Find new customers. There’s a lot of hue and cry out there about whether social media can help you find prospective customers. Of course it can. The trick in B-to-B is to turn your social media messaging into a lead generator, with the addition of three essential elements:

  • A compelling offer, such as an intriguing research report or white paper.
  • A clear call to action, like “Download now.”
  • A dedicated landing page that captures the respondent’s contact information.

We can debate the merits of gating your content for lead generation, versus making it available to all, for thought leadership. A worthy discussion. But if your objective is to launch a business relationship with a prospective buyer, than the lead generation route is the way to go. So add an offer and call to action to your blog posts and tweets.

Expand current customer value. Social media can serve as another useful “touch” in your ongoing effort to penetrate accounts and deepen your relationship with current customers. Encourage customers to follow you on Twitter, subscribe to your blog, or connect with you on LinkedIn. A smart salesperson will link to every possible contact at a current account, and post company and product news in the LinkedIn microblog a couple times a week.

Now, what about Facebook? With 845 million users worldwide, it can’t be ignored. Ask yourself whether your customers are there, and whether they want to interact with you there. According to Globalspec, 66 percent of industrial workers have Facebook accounts, but 67 percent of them say they cannot access Facebook from their office computers. Given its vast reach, at the very least set up a company page on Facebook—for employee recruitment, if nothing else.

And don’t forget YouTube, the world’s second largest search engine. Set up a channel to give exposure to your product demos, training videos and corporate videos.

So, with that, you have a reasonable attack plan for cutting through the hype and putting social media to work for you in a manageable way. Now, what have I forgotten?
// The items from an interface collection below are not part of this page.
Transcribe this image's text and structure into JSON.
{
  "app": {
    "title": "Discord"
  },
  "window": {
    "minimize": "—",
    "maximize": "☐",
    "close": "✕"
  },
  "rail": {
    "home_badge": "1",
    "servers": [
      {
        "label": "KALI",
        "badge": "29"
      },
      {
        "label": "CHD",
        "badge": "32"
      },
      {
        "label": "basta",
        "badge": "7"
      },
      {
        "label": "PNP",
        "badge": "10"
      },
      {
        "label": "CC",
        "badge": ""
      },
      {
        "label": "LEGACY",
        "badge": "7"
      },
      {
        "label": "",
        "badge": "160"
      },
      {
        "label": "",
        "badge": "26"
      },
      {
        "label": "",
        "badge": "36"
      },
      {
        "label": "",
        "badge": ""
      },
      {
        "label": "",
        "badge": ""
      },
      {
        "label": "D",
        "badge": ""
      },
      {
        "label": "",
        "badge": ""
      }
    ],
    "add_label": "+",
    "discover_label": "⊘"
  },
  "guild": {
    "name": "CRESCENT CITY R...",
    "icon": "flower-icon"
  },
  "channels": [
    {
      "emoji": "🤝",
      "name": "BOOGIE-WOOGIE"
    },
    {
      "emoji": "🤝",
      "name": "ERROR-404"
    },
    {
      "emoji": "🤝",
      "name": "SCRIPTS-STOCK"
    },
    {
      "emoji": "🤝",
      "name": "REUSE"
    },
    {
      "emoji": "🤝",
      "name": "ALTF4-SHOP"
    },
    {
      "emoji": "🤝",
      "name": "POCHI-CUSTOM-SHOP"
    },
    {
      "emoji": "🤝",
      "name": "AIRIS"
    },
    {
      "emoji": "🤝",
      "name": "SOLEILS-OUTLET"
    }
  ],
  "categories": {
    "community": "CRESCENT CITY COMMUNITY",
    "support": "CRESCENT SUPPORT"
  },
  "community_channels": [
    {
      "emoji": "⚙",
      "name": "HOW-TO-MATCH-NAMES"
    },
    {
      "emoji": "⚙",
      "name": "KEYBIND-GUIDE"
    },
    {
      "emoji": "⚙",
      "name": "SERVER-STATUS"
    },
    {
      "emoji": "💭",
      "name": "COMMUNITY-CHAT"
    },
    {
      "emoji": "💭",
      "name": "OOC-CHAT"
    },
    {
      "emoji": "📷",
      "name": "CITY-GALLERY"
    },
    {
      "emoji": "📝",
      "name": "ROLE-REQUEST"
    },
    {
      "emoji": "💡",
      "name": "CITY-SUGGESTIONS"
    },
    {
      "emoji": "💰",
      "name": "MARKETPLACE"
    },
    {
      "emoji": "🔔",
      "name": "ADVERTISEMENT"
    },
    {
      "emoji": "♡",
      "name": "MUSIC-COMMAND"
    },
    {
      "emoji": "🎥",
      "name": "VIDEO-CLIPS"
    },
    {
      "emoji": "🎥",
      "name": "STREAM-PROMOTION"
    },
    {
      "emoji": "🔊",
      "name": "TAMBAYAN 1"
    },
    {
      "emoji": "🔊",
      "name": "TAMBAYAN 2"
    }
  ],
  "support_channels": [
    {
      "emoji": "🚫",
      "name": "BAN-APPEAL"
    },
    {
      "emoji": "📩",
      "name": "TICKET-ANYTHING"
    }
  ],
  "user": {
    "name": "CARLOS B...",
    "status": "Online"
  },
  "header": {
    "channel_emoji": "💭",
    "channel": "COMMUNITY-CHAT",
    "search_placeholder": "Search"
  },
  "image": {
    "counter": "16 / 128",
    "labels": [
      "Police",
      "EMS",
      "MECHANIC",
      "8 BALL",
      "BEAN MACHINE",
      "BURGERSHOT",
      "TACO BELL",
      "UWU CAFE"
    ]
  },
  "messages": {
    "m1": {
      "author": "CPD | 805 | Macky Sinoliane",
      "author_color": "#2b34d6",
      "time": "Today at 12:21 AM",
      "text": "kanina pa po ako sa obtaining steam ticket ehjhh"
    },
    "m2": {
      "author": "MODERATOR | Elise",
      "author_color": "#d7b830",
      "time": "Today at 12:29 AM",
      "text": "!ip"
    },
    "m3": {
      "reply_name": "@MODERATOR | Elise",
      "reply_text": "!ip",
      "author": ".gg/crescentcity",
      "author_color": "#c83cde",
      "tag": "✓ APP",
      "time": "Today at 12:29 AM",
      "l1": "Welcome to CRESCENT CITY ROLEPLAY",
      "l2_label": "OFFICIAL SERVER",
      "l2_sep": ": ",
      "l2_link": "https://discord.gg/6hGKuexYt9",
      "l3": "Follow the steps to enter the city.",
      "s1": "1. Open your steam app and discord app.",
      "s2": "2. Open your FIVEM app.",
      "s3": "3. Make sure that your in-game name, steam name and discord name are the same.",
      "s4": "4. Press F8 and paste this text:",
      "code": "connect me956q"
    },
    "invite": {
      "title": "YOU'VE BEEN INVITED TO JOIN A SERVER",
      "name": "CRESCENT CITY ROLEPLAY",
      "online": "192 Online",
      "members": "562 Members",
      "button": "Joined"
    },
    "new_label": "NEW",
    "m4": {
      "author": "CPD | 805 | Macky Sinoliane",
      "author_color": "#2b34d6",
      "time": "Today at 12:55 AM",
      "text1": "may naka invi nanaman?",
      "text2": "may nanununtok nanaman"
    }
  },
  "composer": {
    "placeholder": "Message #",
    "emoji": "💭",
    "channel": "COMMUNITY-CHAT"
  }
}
Do you have any good social media applications you can share with the rest of us business marketers?

A version of this post appeared in Biznology, the digital marketing blog.